(Provided records Opens)

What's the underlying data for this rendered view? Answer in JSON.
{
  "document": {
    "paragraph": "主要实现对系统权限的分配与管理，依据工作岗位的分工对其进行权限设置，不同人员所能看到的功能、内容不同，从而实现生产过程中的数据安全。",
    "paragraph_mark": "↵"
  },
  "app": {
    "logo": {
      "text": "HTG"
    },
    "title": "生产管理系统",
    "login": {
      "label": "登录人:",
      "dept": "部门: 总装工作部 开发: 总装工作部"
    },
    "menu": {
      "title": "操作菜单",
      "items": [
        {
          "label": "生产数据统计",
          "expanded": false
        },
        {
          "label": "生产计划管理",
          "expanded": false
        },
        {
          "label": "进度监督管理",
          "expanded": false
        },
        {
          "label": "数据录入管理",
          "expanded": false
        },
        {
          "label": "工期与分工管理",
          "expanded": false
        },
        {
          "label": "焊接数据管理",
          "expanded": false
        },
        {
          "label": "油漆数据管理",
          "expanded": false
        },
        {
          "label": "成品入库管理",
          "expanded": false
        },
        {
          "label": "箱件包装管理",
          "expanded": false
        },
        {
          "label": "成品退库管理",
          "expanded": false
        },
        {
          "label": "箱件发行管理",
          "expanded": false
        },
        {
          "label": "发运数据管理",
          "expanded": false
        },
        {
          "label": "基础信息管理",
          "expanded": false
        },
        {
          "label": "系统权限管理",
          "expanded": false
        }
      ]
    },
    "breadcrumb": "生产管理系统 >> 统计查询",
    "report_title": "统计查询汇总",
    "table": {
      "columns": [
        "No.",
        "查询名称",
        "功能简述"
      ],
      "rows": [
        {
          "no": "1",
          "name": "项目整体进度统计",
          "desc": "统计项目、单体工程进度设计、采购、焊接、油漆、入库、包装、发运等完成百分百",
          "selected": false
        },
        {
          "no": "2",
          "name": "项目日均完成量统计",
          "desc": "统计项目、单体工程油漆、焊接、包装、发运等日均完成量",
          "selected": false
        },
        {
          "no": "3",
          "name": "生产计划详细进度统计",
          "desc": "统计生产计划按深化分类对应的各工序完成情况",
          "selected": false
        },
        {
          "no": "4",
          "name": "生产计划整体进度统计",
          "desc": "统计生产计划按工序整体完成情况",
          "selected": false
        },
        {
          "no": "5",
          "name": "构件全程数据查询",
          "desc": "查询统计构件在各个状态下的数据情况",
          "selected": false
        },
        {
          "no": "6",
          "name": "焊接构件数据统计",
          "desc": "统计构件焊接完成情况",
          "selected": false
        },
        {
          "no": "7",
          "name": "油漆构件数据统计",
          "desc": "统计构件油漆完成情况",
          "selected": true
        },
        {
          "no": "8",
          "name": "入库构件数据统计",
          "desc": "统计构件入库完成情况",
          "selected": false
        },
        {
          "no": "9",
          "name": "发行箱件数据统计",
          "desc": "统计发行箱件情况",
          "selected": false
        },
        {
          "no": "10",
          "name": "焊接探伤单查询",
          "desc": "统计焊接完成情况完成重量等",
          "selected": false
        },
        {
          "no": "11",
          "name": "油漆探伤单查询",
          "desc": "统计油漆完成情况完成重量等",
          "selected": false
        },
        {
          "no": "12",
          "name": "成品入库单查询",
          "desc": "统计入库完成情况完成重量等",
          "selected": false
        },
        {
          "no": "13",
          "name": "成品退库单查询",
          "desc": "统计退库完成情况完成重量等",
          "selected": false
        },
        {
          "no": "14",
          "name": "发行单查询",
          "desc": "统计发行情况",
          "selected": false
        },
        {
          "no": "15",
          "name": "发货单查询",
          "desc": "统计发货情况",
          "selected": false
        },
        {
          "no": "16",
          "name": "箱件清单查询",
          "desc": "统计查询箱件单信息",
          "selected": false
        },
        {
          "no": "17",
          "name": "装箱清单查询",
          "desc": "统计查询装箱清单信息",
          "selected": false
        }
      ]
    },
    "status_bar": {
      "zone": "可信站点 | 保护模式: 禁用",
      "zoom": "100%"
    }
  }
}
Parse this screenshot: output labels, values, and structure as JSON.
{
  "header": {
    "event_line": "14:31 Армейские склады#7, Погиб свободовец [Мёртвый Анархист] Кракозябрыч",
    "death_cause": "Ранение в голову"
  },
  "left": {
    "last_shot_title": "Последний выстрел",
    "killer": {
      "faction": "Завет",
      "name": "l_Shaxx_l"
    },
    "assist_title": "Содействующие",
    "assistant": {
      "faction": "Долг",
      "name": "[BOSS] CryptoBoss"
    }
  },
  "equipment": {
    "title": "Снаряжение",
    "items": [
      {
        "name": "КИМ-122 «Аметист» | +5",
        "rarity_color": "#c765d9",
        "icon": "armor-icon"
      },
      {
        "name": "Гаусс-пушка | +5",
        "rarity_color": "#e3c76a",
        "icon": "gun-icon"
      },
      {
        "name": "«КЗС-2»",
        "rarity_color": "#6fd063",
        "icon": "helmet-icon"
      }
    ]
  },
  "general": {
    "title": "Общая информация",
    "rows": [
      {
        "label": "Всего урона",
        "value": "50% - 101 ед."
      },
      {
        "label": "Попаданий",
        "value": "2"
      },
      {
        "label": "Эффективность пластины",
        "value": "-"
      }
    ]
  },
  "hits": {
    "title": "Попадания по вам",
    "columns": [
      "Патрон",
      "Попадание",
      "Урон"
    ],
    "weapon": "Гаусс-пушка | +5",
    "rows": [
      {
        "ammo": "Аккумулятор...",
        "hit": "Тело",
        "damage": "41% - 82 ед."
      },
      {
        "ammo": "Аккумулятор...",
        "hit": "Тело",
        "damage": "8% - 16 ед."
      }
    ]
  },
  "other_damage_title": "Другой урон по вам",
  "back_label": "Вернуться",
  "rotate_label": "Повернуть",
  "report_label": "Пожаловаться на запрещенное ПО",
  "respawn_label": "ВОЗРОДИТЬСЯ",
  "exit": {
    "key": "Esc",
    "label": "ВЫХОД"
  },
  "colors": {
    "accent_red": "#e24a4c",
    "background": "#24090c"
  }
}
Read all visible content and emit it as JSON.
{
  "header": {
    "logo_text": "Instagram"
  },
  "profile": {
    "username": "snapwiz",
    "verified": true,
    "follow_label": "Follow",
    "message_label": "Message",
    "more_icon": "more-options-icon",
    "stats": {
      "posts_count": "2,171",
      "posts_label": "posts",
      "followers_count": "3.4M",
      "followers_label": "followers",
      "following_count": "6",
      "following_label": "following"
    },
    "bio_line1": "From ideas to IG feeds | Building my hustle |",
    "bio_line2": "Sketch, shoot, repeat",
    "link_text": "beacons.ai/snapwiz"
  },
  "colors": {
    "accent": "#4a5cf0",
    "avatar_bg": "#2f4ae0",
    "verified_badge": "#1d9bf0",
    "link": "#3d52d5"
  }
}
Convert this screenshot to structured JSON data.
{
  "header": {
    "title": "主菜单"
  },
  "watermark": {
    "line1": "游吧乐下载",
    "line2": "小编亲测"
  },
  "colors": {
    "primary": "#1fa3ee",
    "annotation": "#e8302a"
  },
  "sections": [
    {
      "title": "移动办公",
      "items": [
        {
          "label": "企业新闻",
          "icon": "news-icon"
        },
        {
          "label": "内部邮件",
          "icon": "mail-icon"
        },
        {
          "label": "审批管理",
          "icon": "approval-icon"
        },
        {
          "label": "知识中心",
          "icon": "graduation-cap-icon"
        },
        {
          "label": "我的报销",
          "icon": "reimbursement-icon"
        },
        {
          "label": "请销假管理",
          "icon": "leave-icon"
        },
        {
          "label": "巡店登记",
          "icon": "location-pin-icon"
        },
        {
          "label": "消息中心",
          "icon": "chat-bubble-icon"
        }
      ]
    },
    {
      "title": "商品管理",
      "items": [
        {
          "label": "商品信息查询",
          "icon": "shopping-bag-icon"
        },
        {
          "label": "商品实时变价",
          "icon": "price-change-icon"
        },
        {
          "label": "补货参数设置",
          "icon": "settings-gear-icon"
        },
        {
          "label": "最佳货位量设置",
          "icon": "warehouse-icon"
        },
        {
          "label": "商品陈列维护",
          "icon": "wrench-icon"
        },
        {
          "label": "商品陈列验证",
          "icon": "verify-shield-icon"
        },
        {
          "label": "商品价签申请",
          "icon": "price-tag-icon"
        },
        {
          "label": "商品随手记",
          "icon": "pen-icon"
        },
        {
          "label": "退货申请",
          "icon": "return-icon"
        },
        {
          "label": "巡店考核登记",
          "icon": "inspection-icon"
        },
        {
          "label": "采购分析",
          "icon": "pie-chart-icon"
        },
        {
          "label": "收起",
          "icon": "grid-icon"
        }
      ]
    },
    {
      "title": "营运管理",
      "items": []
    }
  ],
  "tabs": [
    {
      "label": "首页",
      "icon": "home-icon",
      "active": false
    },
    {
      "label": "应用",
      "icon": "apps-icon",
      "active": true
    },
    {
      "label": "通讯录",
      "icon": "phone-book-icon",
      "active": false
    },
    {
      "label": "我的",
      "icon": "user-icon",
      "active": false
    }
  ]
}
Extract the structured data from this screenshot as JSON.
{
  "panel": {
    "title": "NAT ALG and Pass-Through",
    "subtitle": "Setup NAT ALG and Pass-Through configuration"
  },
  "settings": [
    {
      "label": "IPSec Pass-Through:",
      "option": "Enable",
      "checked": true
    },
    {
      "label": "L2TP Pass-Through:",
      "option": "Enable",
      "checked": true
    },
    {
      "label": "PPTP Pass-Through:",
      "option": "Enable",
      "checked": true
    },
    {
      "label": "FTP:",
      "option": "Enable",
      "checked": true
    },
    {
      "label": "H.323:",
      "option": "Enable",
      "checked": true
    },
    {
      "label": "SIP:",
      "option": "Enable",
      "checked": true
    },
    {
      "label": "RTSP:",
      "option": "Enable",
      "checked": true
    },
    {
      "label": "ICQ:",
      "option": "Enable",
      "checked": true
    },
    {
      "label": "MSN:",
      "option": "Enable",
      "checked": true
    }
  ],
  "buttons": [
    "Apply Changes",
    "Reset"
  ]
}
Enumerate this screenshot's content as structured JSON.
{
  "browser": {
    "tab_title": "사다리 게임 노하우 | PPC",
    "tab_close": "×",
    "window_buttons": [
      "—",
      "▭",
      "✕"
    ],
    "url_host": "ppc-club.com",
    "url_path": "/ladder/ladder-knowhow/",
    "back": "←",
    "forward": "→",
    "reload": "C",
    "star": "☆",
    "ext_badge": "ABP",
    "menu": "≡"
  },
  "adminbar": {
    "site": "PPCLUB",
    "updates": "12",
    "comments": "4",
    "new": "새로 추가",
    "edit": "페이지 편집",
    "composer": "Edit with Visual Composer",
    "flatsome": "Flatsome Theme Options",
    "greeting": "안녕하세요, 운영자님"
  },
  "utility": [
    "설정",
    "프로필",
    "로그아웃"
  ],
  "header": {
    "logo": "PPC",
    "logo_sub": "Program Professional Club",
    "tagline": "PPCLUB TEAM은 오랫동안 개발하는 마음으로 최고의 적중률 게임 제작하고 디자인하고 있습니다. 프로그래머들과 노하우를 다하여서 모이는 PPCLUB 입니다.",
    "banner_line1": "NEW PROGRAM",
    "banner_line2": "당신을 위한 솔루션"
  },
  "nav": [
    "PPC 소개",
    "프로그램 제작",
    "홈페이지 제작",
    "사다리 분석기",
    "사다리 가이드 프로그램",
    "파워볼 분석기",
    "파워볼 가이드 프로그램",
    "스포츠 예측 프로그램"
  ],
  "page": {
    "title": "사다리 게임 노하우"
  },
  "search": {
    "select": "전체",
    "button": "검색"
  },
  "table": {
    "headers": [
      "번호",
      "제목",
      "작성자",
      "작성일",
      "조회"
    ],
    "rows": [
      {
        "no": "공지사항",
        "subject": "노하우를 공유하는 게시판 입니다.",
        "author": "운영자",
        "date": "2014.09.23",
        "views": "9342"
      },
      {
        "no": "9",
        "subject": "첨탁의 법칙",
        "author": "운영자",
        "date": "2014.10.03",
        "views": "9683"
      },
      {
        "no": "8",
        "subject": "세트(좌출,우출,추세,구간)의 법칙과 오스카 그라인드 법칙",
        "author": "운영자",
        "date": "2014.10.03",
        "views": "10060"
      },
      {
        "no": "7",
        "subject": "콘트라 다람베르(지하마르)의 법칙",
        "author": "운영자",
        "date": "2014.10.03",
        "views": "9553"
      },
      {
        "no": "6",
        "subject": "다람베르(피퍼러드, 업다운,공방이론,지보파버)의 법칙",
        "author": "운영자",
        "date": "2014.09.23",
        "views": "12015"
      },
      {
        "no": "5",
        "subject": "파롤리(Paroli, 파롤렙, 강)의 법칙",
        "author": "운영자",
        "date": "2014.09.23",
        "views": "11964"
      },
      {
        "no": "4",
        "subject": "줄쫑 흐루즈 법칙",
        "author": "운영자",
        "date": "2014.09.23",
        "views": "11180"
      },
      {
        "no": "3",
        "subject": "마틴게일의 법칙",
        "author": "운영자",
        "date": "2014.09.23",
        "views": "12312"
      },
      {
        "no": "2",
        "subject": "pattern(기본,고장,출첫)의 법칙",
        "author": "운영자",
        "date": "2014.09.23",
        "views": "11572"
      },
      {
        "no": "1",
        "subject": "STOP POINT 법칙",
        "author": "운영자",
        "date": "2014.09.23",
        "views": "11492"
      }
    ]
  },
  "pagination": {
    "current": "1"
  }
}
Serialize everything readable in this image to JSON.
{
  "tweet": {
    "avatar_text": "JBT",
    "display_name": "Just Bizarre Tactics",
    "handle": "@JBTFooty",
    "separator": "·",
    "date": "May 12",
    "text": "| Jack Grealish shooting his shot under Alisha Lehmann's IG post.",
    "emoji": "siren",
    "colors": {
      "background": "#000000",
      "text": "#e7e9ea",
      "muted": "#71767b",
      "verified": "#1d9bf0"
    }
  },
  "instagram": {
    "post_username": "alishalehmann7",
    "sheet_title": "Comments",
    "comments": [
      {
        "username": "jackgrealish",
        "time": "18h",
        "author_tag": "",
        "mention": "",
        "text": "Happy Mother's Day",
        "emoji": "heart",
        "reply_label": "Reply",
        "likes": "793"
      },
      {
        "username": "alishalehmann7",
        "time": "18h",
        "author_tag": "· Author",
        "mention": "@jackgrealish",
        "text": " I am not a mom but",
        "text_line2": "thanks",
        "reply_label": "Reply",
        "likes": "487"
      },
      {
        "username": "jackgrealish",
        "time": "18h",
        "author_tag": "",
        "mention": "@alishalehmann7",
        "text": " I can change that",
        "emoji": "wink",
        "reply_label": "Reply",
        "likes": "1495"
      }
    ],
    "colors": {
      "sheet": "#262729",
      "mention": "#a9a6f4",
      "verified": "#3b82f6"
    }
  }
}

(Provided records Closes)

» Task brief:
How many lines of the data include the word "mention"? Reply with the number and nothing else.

» Solution:
4